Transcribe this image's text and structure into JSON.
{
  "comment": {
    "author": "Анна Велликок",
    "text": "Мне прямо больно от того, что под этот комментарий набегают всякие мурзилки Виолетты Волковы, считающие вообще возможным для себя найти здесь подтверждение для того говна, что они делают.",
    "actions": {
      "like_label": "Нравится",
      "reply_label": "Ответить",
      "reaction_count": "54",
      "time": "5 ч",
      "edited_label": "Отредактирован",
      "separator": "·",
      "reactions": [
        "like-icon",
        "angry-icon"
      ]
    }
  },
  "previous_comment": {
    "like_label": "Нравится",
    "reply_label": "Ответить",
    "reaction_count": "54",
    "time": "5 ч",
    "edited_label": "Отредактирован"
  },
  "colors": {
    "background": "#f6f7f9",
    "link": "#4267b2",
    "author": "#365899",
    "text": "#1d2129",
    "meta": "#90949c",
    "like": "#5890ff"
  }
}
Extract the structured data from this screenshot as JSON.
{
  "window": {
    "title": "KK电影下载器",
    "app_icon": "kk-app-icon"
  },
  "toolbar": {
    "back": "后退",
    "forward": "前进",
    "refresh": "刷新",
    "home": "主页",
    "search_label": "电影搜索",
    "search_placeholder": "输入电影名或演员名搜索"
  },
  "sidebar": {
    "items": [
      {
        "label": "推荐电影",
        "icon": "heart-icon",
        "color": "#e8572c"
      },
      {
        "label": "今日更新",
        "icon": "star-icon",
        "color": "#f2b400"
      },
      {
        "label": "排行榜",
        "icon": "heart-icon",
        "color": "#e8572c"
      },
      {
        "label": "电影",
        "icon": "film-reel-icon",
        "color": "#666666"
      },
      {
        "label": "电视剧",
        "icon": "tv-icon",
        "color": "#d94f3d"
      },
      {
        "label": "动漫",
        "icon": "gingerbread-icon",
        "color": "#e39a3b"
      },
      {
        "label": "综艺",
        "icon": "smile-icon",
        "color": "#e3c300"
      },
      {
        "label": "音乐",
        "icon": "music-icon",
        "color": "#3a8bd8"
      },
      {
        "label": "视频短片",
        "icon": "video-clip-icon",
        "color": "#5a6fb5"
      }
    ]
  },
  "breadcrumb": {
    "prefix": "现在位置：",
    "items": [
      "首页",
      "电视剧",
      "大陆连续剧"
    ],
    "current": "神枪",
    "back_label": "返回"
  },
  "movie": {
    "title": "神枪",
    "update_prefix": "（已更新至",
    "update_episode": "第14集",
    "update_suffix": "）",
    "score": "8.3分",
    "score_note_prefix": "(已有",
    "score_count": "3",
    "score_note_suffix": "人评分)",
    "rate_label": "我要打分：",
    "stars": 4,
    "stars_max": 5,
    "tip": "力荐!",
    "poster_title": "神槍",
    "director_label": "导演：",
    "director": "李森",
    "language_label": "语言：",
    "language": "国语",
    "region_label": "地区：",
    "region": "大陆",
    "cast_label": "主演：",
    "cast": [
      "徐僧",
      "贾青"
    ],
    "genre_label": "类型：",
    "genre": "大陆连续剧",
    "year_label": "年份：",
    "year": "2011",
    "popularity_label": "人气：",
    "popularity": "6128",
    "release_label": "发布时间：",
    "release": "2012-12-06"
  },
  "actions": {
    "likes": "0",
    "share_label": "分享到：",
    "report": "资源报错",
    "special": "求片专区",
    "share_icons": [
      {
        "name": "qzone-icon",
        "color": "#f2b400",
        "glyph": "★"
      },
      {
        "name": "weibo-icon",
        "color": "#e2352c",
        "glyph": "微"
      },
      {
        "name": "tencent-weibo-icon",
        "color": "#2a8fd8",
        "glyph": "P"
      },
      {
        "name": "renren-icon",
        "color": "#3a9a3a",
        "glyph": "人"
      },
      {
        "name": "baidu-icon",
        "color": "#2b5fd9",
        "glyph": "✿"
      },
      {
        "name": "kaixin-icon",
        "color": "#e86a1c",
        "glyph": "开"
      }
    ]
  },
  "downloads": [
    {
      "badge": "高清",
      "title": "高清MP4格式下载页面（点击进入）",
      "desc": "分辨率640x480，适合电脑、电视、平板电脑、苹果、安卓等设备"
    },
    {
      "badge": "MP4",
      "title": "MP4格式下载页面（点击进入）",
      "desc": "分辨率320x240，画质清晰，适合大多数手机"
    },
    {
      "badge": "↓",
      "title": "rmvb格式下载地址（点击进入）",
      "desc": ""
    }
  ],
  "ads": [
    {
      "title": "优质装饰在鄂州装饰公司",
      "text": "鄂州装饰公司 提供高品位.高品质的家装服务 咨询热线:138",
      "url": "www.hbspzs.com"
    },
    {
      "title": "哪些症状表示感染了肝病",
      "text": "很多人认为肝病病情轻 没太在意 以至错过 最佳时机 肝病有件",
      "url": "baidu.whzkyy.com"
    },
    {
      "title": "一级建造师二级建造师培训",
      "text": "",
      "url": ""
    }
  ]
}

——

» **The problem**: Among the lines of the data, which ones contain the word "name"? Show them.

» **Solution to the problem**:
        "name": "qzone-icon",
        "name": "weibo-icon",
        "name": "tencent-weibo-icon",
        "name": "renren-icon",
        "name": "baidu-icon",
        "name": "kaixin-icon",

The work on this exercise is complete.